Exercise brief » Scan the records for lines with the word "name", and copy every such line.
Extracted information below:
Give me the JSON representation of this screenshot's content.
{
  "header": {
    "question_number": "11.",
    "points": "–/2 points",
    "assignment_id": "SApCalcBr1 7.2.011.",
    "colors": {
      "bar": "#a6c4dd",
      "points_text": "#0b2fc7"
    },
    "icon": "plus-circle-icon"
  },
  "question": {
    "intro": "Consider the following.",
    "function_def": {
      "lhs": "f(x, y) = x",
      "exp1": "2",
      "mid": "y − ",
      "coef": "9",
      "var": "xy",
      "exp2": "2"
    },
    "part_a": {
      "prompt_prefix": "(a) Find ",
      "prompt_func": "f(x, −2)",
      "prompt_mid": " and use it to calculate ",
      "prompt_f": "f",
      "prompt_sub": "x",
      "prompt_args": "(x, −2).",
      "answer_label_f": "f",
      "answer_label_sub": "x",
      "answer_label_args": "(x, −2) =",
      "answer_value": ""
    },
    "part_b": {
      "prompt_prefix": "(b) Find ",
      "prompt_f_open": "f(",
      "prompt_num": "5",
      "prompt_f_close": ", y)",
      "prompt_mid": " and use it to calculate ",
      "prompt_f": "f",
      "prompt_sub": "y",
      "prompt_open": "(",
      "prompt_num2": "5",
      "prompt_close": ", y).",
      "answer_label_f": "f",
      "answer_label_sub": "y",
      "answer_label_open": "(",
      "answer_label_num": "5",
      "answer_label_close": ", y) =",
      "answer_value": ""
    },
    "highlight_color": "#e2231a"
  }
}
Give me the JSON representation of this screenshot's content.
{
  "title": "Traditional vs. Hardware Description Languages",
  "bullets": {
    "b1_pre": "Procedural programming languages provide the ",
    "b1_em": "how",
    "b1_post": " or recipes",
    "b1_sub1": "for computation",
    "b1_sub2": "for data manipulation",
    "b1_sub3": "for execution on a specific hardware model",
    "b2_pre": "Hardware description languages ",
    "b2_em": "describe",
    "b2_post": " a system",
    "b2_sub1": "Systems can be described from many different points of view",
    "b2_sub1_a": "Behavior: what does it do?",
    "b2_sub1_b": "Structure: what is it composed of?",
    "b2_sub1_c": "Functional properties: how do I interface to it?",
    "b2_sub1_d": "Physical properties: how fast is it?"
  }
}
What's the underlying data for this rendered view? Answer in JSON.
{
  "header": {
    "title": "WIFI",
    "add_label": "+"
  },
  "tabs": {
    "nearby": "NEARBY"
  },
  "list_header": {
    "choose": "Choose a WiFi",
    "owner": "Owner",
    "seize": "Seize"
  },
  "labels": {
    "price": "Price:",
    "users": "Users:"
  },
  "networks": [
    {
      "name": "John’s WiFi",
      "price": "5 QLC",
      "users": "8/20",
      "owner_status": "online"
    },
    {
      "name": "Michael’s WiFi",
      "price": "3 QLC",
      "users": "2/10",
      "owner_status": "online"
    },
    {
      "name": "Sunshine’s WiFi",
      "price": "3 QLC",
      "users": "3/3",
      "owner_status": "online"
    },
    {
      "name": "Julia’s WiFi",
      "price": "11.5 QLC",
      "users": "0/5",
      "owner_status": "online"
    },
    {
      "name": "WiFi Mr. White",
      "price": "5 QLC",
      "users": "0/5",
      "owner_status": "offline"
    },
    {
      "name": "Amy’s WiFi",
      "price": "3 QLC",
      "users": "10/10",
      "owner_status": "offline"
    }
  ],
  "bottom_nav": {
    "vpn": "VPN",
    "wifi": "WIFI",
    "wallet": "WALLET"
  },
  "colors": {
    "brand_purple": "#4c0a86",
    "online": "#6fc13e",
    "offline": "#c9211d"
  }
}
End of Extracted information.
Exercise result »
      "name": "John’s WiFi",
      "name": "Michael’s WiFi",
      "name": "Sunshine’s WiFi",
      "name": "Julia’s WiFi",
      "name": "WiFi Mr. White",
      "name": "Amy’s WiFi",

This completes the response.